Kutubuddin*, for example, is a 17-year-old boy living on the outskirts of Dhaka. Some years ago, he fell off the roof at his workplace whilst spreading out fish feed to dry. He suffered a head injury and since then experiences memory loss, fainting spells, and an inability to answer questions. He still works, now at a glove factory cutting and folding pieces from dawn till dusk for which he receives no fixed salary. His employer pays him a sporadic wage depending on his mood. The employer claims it is a kindness to employ a disabled boy. Kutubuddin’s mother is a street beggar, and his father is a rickshaw puller.
Kutubuddin and many other children reported the immediate dangers of working in these environments while also noting the broader impact, such as missing out on an education. Yet despite all of this the policy response should not be to simply to ban these types of work. That would only exacerbate their situations. Many children like Kutubuddin explained that they have no other choice – they need to provide for their families. Taking away the work, however dangerous or exploitative, would not resolve this.

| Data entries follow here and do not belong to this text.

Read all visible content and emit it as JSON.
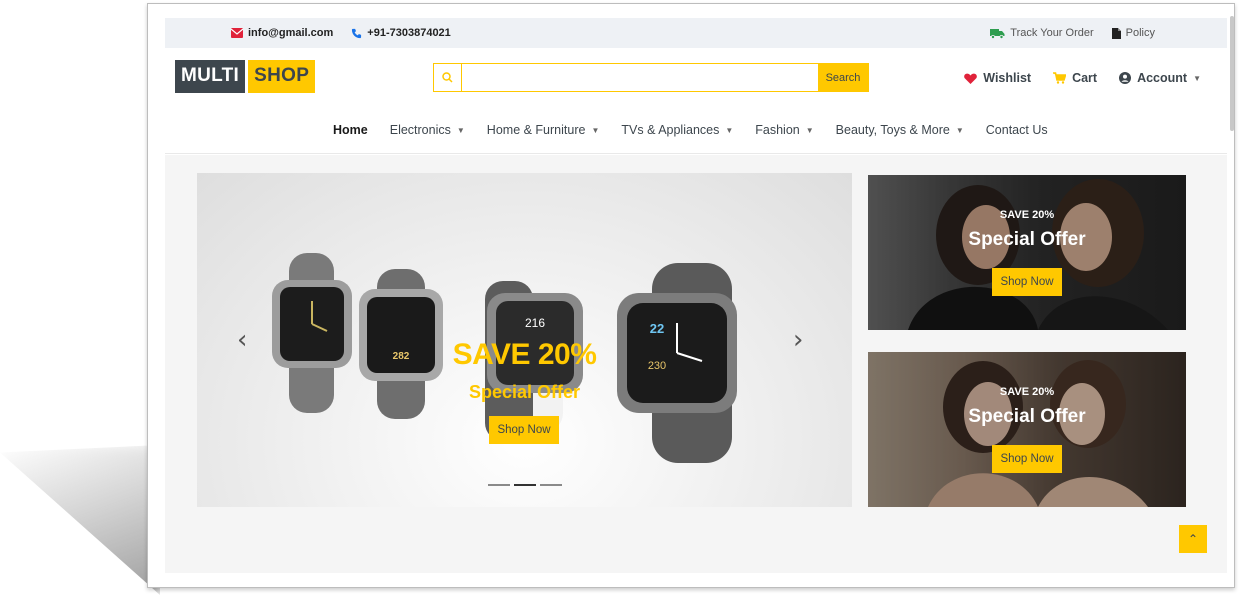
{
  "topbar": {
    "email": "info@gmail.com",
    "phone": "+91-7303874021",
    "track_order": "Track Your Order",
    "policy": "Policy"
  },
  "logo": {
    "part1": "MULTI",
    "part2": "SHOP"
  },
  "search": {
    "placeholder": "",
    "button": "Search"
  },
  "header_links": {
    "wishlist": "Wishlist",
    "cart": "Cart",
    "account": "Account"
  },
  "nav": {
    "items": [
      {
        "label": "Home",
        "dropdown": false
      },
      {
        "label": "Electronics",
        "dropdown": true
      },
      {
        "label": "Home & Furniture",
        "dropdown": true
      },
      {
        "label": "TVs & Appliances",
        "dropdown": true
      },
      {
        "label": "Fashion",
        "dropdown": true
      },
      {
        "label": "Beauty, Toys & More",
        "dropdown": true
      },
      {
        "label": "Contact Us",
        "dropdown": false
      }
    ]
  },
  "carousel": {
    "save_text": "SAVE 20%",
    "offer_text": "Special Offer",
    "button": "Shop Now",
    "active_slide": 2,
    "slides": 3,
    "prev_icon": "chevron-left-icon",
    "next_icon": "chevron-right-icon",
    "watch_faces": [
      "216",
      "22",
      "230",
      "282"
    ]
  },
  "promos": [
    {
      "save_text": "SAVE 20%",
      "offer_text": "Special Offer",
      "button": "Shop Now"
    },
    {
      "save_text": "SAVE 20%",
      "offer_text": "Special Offer",
      "button": "Shop Now"
    }
  ],
  "colors": {
    "accent": "#ffc800",
    "dark": "#3d464d",
    "heart": "#e0223a",
    "truck": "#2e9d4f",
    "phone": "#1a73e8",
    "mail": "#e0223a"
  },
  "back_to_top_icon": "double-chevron-up-icon"
}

In the shadow of the pandemic, the leather sector is now facing huge difficulties and more children are ending up working in the sector than ever. Lockdowns caused the closure of most leather supply chain factories and workplaces for three months in 2020 and overall demand dropped, yet there was still pressure on factories to maintain production. To cut costs, factory managers laid off adult workers and hired children at lower wages to replace them. This pushed families into crisis. Their overall reduced income impacted their ability to buy food and pay rent, and many children faced the stark choice of undertake dangerous work or starve.
However, simplistic responses like shutting down informal businesses can, like it or not, expose children to even worse harm. Children only do this work because they have no other choice if they and their families are to eat. To take away their leather work would be to leave them and their families with even less income and less options, which would only force them to work in other sectors of the informal economy. That displaces the worst forms of child labour, solving nothing.
Harm reduction as the leitmotif of sustainable solutions
In the context of calls to ‘eliminate child labour in all its forms by 2025’ we risk diluting our effort in countries with a significant problem by not focusing on where the worst forms of child labour exist. To have the maximum impact in terms of reducing immediate harm to children, we must have a very strong focus on children in the worst forms of child labour, typically in small and medium enterprises, especially in the informal, unregulated sectors. Dealing with the unregulated informal sector is a far more complex challenge than engaging with a handful of large exporters, yet it is essential as the informal sector is where the most exploitative and dangerous forms of child labour are found. This is much harder than talking to governments and large companies, but it is where the most immediate change needs to happen. To do this we have to engage directly with these small businesses.
By listening to children and raising awareness with their employers there may be immediate, and low-cost actions that can be taken to reduce the risk to them, for example, creating a safer, healthier working environment. Progress can also be made by listening to the voices of the small business community to understand the best levers and biggest constraints for meaningful and tangible change.
*Kutubuddin is a pseudonym used to protect the child’s anonymity.